BEGIN

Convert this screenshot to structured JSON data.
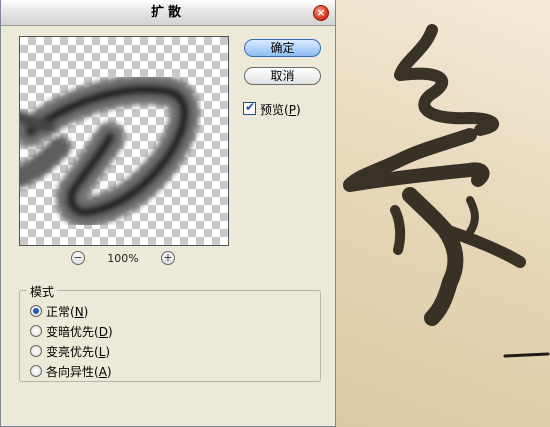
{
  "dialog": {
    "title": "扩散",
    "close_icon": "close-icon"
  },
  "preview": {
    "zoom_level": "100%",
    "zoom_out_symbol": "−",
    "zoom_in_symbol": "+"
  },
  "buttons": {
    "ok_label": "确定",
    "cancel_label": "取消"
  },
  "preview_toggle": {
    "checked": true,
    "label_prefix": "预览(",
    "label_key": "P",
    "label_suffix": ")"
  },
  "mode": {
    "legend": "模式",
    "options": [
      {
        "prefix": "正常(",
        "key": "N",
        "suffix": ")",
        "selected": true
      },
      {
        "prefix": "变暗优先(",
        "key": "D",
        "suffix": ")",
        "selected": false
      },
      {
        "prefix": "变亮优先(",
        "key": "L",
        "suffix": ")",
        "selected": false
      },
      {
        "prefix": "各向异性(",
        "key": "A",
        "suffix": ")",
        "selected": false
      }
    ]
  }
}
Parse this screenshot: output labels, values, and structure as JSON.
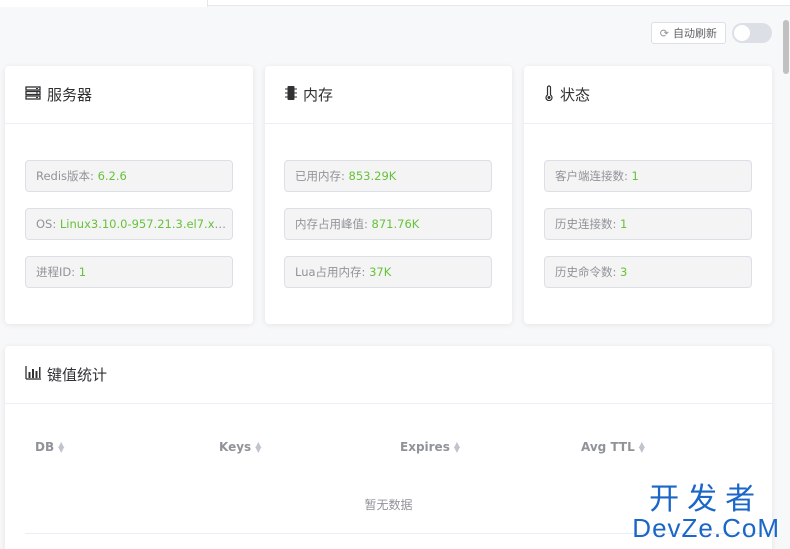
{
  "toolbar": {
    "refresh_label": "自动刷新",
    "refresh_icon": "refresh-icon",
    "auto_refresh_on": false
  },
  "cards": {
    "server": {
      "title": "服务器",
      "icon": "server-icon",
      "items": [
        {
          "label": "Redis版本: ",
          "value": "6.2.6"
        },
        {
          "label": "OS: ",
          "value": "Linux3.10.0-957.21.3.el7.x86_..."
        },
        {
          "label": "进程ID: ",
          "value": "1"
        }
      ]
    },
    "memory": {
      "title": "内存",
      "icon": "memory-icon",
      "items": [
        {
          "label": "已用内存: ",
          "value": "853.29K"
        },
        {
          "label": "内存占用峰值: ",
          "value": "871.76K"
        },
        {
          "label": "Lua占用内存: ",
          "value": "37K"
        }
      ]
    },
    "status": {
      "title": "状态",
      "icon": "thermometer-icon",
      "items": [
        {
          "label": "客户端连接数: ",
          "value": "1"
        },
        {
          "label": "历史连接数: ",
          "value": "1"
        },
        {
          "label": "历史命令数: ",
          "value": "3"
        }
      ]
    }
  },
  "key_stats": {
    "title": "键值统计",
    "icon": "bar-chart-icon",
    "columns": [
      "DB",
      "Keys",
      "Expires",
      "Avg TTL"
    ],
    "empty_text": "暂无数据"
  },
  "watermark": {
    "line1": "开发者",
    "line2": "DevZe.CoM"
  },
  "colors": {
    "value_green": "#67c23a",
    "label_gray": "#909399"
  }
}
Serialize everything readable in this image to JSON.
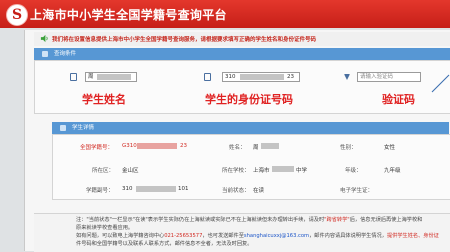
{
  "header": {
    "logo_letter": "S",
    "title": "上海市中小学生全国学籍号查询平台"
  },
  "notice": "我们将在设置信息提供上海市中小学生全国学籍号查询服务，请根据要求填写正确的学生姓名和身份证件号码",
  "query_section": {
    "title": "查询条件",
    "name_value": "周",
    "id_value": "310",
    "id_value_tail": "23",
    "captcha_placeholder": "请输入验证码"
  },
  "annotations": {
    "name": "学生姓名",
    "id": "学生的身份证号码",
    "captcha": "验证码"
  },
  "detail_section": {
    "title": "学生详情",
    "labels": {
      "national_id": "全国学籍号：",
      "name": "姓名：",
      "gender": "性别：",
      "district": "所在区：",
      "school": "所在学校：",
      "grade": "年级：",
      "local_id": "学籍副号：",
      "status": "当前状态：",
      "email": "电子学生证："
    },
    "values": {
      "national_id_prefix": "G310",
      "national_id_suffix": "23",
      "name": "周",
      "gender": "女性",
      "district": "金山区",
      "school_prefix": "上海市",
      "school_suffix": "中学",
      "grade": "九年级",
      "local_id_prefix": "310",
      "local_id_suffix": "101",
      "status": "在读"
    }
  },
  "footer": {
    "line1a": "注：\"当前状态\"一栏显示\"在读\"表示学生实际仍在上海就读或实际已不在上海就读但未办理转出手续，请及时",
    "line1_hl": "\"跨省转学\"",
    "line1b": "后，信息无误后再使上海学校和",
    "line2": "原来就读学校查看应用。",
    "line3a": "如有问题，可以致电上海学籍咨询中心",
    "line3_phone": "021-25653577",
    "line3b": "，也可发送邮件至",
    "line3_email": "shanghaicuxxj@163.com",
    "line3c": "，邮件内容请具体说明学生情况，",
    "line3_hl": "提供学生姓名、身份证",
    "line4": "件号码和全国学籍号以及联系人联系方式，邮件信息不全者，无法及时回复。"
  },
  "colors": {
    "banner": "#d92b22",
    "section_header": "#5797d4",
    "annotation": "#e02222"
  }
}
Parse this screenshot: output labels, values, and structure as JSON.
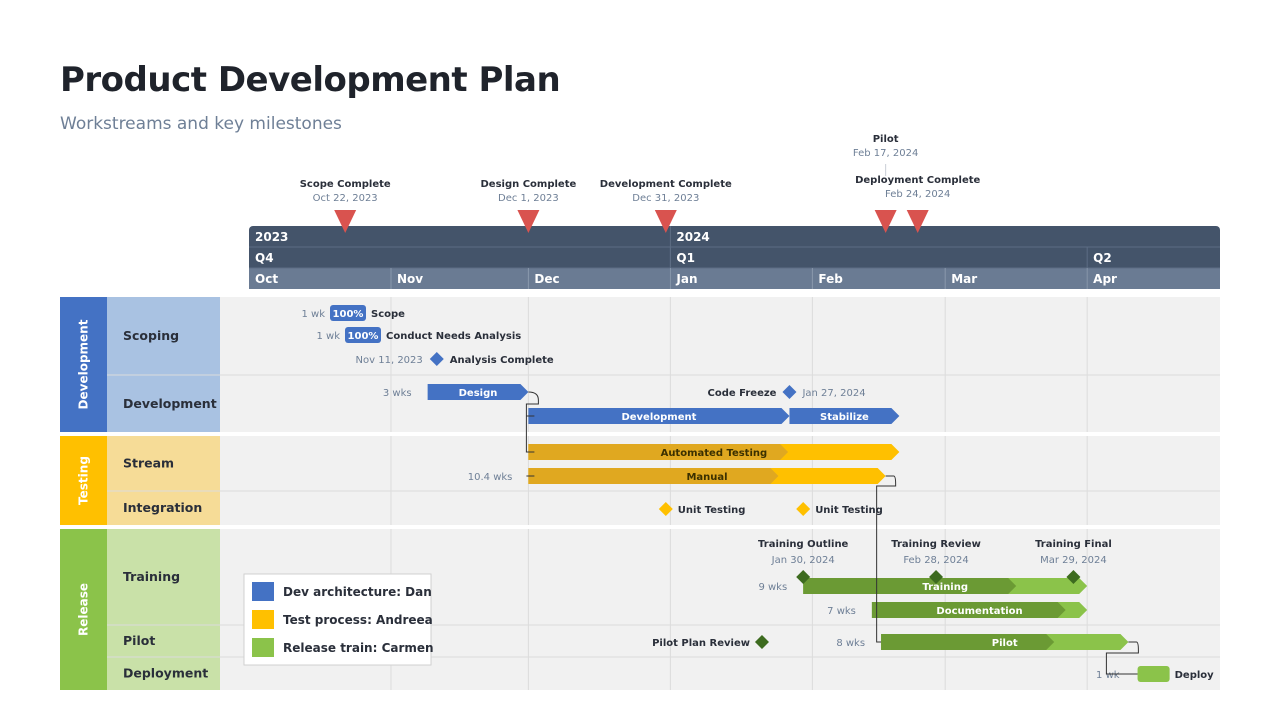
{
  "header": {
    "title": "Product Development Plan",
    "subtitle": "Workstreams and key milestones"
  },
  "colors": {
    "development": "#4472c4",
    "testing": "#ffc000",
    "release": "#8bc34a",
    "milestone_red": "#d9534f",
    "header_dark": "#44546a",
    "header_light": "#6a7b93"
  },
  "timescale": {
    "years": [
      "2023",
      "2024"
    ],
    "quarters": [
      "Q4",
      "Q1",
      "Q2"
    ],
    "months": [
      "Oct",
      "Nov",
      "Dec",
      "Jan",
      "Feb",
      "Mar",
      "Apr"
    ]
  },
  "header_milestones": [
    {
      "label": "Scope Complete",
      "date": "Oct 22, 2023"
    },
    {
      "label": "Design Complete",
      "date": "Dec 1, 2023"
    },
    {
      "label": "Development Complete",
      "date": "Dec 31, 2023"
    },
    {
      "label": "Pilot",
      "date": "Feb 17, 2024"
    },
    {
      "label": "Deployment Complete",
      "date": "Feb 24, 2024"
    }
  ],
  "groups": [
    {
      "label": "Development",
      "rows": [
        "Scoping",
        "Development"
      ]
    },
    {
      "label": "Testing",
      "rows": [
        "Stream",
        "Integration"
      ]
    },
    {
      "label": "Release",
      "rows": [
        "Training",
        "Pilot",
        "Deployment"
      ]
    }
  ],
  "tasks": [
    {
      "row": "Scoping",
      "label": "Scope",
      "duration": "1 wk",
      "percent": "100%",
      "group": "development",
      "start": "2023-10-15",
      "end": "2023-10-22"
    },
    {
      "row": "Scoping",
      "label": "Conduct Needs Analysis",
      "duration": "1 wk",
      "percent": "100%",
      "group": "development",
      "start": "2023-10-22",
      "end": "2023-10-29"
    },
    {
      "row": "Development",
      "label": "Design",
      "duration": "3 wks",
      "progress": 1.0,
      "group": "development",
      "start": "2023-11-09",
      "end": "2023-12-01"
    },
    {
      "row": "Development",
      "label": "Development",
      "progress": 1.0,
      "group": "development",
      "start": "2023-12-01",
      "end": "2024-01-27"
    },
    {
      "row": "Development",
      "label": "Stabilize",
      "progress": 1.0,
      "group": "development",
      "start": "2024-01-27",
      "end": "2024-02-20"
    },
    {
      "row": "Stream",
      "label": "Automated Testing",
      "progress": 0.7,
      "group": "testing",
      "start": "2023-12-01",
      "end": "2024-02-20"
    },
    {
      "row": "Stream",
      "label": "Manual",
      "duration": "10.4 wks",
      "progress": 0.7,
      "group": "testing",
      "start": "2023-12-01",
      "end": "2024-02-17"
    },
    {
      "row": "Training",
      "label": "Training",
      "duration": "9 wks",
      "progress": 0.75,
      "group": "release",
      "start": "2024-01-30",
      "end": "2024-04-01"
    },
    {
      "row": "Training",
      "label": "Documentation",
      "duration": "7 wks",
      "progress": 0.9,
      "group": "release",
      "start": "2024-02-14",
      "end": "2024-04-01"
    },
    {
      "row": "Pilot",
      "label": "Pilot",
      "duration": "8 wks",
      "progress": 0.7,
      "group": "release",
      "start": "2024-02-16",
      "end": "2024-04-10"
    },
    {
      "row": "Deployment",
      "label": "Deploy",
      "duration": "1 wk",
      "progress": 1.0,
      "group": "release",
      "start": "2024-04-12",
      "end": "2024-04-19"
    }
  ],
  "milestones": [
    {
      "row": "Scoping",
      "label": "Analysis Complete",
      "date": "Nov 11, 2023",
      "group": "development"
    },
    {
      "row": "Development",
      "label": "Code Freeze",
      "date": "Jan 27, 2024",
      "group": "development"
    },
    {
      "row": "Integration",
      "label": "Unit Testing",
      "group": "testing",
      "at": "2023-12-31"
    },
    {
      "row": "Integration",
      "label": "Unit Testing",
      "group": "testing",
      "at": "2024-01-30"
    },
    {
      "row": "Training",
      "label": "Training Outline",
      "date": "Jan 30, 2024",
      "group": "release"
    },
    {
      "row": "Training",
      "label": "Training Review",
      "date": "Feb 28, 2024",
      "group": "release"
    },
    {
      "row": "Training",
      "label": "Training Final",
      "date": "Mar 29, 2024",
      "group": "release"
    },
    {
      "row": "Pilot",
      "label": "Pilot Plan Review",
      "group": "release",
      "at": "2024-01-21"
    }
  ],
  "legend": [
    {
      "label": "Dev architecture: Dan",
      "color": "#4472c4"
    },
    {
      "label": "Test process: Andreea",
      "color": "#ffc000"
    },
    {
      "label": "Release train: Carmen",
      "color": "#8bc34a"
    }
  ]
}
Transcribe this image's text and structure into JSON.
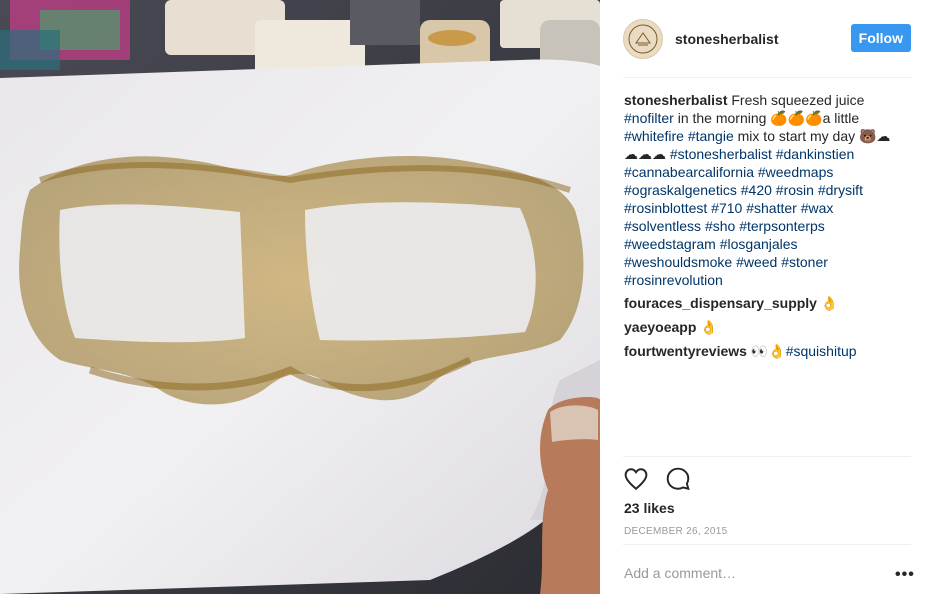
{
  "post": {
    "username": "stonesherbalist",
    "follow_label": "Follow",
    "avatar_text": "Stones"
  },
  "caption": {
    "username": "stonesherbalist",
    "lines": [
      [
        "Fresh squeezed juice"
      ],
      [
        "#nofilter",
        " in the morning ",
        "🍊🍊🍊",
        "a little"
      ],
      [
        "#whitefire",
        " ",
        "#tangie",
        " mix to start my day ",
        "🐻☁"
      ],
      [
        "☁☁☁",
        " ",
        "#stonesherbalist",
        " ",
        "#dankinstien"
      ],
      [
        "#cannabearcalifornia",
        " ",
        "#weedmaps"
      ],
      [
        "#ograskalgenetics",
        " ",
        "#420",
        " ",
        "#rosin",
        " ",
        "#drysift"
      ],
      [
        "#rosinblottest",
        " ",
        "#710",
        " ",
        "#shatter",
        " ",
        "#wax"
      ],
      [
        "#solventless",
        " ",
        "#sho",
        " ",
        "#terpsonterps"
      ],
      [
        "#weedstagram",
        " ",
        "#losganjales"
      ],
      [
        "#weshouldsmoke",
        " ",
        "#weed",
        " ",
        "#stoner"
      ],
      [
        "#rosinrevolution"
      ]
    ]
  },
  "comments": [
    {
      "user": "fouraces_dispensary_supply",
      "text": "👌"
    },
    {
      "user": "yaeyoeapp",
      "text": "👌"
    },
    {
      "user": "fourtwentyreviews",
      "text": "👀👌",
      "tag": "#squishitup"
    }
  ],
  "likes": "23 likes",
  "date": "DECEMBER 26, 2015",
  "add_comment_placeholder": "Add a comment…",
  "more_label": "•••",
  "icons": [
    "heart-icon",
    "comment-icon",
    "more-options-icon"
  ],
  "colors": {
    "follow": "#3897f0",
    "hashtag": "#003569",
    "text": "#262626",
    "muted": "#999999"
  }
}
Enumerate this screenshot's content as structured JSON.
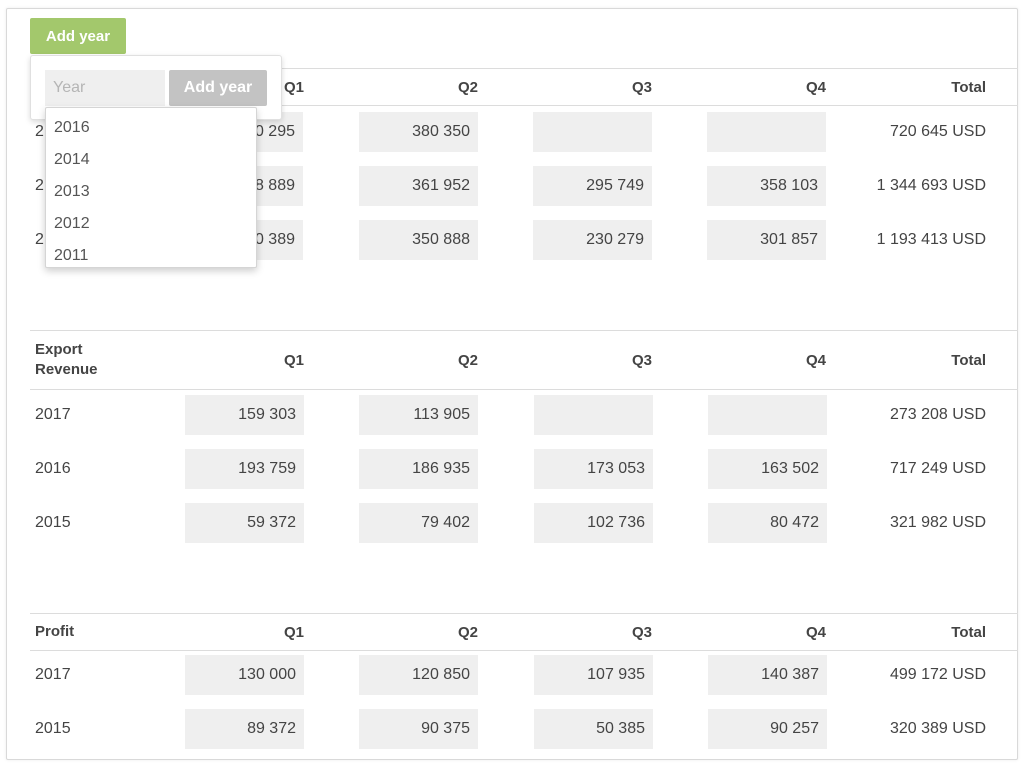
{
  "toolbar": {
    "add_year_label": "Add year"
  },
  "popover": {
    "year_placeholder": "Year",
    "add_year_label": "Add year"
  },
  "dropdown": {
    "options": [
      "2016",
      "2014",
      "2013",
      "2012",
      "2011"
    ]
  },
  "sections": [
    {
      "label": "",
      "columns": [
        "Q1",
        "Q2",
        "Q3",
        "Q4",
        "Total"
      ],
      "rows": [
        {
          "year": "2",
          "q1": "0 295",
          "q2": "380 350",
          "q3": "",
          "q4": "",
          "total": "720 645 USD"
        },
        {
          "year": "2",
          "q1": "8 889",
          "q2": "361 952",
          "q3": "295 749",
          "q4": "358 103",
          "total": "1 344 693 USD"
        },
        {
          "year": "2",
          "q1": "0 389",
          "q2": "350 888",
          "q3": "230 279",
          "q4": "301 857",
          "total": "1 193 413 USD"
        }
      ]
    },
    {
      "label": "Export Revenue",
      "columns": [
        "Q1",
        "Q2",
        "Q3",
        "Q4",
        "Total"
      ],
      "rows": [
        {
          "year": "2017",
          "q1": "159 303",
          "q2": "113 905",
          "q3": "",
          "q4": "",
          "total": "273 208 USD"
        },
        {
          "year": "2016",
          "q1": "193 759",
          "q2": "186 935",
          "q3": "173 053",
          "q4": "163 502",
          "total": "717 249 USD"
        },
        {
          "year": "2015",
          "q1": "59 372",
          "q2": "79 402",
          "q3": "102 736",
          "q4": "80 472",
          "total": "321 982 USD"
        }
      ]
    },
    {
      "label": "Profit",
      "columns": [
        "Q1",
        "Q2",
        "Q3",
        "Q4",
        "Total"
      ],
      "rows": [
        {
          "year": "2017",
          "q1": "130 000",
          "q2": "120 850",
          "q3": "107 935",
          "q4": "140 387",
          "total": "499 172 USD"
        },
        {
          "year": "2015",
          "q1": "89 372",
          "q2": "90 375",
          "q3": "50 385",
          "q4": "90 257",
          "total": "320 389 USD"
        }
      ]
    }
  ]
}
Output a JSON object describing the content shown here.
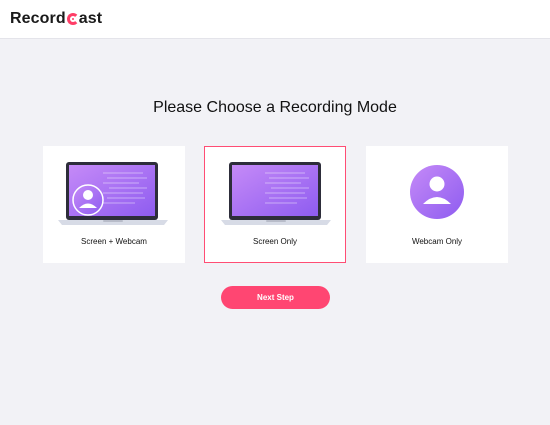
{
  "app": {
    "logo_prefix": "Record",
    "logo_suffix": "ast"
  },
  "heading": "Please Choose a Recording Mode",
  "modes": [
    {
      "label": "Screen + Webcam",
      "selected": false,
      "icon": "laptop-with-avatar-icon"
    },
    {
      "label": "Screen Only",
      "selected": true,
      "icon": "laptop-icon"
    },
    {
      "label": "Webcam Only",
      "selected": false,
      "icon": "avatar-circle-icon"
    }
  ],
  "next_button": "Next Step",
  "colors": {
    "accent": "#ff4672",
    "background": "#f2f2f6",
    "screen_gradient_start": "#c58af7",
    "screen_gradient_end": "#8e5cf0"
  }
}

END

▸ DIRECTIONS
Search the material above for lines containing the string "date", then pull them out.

▸ ANSWER TO THIS EXERCISE
      "date": "Oct 22, 2023"
      "date": "Dec 1, 2023"
      "date": "Dec 31, 2023"
      "date": "Feb 17, 2024"
      "date": "Feb 24, 2024"
      "date": "Nov 11, 2023",
      "date": "Jan 27, 2024",
      "date": "Jan 30, 2024",
      "date": "Feb 28, 2024",
      "date": "Mar 29, 2024",
  "date": "DECEMBER 26, 2015",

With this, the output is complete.